In The Shack we are told God is much more interested in relationship building than in authority. Hey, I am all for relationship building, but the author William Young is just plain wrong. And many people believe that what ‘God’ says in this book has equal credibility with the inspired Word of God.

Although there are some good things to be said about The Shack, overall it has a lot of problems. I have written a brief critique for those who have read the book. Because there are pages referenced and written with the idea that you have read The Shack, it wouldn't make as much sense for those who haven’t read the book. I will be glad to email the critique to anyone who wants one. Just request it in the ‘comments’ section or email me at

Saturday, April 4, 2009


Although the Bible has much to say about worship, the most important aspect about it is that one ought to worship. This is done both corporately in groups as well as individually. When we recognize the majesty and power of our eternal God as well as His incredible attributes – love we cannot even comprehend, mercy, grace, justice, and we could go on, but when we see God for who He really is, it is natural that we worship Him. For some, this means falling prostrate before Him and others may dance as David did, while still others may not be moved physically, but within their hearts they may be crying out for a closer walk. Since we are all different, the Bible does not demand any one type of worship, and therefore it wrong for us to look down our noses at the way our brothers and sisters worship, simply because it is not the way we do so. Having said that, if someone worships contrary to the Word of God, we cannot condone such worship. For instance, if someone were to dance lewdly, causing others to be tempted with wrong thoughts, it would be wrong. For our discussion I am referring to those, who out of pure love for God, desire to worship Him.

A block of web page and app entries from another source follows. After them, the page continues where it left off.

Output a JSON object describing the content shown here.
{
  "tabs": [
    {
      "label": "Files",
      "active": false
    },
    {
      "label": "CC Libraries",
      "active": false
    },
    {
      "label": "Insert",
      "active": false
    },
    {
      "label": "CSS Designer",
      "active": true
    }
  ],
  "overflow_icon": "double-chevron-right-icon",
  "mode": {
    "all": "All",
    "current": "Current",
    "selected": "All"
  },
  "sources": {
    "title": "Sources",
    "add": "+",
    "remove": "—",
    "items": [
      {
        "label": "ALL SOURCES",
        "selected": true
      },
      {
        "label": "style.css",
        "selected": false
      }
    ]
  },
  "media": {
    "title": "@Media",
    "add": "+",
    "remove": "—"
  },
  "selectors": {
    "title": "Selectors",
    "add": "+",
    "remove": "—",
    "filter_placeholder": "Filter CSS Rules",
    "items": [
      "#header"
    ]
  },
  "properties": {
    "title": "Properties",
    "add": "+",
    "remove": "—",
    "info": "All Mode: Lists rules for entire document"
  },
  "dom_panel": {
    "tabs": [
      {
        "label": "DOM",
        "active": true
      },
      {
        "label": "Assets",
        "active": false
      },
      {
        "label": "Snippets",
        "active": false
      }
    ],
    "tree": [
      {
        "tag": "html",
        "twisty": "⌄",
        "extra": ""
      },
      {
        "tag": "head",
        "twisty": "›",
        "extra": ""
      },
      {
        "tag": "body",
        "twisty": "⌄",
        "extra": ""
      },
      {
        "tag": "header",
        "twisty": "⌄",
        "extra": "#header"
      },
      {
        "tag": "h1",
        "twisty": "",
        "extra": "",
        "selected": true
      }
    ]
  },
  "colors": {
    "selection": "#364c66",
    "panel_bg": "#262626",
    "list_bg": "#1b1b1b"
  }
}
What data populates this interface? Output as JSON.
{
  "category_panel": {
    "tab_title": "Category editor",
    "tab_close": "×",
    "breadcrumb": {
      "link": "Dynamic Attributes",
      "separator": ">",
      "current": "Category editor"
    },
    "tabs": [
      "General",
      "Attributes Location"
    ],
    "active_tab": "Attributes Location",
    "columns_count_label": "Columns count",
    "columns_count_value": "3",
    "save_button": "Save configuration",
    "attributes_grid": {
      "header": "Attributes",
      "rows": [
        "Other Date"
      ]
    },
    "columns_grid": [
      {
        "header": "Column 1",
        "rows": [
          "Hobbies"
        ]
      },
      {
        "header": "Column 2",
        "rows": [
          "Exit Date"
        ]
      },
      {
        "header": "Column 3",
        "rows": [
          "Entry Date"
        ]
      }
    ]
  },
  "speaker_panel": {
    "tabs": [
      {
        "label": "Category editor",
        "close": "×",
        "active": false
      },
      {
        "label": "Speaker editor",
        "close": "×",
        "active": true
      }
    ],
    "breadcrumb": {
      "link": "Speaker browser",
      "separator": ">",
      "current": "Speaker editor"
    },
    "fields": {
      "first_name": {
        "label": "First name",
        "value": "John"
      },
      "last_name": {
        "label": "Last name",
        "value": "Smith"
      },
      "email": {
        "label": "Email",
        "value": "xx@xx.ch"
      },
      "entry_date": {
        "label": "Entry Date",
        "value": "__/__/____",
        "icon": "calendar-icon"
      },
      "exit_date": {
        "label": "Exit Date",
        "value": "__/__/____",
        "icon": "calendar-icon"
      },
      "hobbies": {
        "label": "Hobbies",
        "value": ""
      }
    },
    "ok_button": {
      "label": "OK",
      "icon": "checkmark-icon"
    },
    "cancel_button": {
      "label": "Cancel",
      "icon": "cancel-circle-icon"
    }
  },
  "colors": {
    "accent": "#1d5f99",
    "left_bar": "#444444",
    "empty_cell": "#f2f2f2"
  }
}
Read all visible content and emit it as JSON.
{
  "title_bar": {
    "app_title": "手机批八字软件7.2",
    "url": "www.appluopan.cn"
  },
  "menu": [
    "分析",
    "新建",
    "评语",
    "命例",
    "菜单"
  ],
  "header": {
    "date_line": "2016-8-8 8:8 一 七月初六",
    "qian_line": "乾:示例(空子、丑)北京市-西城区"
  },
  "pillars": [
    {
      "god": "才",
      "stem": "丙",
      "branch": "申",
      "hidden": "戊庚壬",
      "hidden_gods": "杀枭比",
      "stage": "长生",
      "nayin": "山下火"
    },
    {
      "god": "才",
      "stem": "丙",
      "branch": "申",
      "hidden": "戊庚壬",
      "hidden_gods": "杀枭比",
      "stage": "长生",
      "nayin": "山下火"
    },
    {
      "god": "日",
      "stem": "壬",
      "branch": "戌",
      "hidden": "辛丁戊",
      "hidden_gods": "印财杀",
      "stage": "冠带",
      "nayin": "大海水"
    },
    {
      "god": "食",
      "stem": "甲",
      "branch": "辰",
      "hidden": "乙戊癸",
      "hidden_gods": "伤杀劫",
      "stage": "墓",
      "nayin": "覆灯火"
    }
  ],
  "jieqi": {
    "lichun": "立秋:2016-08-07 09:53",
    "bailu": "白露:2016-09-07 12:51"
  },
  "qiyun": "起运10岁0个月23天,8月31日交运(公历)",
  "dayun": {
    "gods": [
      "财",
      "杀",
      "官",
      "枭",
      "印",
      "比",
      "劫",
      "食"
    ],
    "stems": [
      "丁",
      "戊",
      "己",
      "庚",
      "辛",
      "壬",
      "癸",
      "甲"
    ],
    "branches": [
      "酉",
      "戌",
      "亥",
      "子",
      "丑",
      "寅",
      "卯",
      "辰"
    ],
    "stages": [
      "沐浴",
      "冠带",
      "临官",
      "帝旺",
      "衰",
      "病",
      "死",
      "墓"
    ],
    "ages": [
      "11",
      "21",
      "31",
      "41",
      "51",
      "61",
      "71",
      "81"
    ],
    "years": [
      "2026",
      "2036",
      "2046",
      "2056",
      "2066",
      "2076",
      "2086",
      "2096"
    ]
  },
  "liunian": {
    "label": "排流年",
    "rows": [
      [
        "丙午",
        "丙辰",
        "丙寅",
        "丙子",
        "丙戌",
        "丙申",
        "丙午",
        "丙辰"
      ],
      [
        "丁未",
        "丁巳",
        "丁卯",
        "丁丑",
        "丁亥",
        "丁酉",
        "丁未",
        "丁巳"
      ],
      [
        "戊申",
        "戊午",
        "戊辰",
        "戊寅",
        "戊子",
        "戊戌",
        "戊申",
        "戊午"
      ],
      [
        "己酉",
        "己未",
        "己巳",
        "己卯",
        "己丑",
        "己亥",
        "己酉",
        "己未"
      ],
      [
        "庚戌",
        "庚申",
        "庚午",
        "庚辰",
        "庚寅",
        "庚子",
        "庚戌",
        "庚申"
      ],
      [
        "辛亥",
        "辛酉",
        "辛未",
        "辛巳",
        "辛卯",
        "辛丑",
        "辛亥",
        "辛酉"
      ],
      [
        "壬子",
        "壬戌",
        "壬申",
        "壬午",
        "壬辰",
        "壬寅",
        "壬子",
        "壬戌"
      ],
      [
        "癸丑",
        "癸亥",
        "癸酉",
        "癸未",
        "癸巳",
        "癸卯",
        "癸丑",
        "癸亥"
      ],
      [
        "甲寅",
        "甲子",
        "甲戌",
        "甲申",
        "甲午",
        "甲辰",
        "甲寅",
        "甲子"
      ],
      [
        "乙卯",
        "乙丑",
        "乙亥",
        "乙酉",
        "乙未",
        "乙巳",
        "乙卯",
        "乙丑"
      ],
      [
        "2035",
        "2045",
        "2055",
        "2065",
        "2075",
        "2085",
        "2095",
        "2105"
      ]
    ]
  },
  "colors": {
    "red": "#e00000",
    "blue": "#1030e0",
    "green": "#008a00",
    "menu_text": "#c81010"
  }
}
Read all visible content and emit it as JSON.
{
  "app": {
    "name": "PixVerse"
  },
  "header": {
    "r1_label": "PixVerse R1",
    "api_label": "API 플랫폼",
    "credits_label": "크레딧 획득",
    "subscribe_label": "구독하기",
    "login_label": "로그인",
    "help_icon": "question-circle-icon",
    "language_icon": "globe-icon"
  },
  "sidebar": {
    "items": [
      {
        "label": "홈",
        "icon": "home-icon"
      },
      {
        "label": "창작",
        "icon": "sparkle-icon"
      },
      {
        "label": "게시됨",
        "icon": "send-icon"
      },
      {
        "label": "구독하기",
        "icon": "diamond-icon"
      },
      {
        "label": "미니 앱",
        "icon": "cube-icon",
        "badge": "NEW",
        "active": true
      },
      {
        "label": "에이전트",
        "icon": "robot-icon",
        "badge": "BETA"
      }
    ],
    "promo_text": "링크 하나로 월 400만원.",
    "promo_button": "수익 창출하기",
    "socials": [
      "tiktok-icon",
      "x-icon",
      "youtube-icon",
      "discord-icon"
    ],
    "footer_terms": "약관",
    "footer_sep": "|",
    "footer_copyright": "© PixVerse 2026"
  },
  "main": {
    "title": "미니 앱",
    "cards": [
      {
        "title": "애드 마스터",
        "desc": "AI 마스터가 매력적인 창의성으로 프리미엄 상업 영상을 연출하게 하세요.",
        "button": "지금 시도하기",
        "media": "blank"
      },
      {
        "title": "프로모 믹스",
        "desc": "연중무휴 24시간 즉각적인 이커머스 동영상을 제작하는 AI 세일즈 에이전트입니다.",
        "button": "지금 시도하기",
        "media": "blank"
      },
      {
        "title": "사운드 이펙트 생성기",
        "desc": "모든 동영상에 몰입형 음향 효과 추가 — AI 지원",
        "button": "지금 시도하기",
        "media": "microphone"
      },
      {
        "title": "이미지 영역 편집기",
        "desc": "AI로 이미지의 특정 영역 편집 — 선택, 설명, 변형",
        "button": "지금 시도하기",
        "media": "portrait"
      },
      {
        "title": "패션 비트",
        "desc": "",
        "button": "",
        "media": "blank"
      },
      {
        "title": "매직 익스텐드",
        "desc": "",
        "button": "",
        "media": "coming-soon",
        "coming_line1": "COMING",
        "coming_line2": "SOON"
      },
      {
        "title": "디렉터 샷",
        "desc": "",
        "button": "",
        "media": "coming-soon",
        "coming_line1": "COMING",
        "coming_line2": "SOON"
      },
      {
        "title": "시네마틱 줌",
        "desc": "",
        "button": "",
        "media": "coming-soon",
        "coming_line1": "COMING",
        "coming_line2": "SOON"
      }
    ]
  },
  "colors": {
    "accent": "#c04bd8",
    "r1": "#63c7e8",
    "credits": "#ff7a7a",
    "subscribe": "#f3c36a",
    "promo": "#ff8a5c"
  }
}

First let us look at individual worship. Every child of God ought to spend some part of each day in prayer. Often this is just a quick time of listing those requests that we want God to answer. If that is all there is to your prayer life, may I suggest there can be much more. As an initial part of your prayer time, spend it in adoration of God, reflecting on His attributes, His power, or His goodness, thanking Him for all He has done. If you can get on your knees, all the better. And instead of folding your hands, try lifting your hands in supplication to God. The apostle Paul suggested this in I Tim. 2:8. The whole prayer time should be a time of communion with you and your God, drawing you closer to Him. Pray when it is convenient for you, but set aside a sufficient amount of time. This is a holy time, and we don’t want to rush it. It should also be a time when we have little to distract us, a quiet time.

An important part of our Christian walk is our fellowship with other believers. And part of our worship together has to do with music. For some music can be very divisive. And there was a time when I was dead set against what is known as Christian Contemporary Music. I had been taught it was wrong, the beat was bad, and it just plain was not pleasing to God. Recently I have come to the conclusion that CCM is not necessarily bad, at least not as a whole. The lyrics have to be considered. And there are some praise choruses that really bless my soul. I can’t sing worth beans, but I take part with my soul, and can get emotionally charged. When a particular part of a song is especially moving, I will lift my hand in praise to my God. Although some people may find this a little extreme, don’t deny me the ability to worship God in a way I believe pleases Him. The song service to not a time to be an observer - participate! And let God move in your heart.
I say this because it has only been in the past couple of years that I have worshipped in this way, but I feel so liberated and drawn close to my Savior. I would really appreciate any comments on this subject. And if any of you find this to be an alien subject, please let me know. We need to talk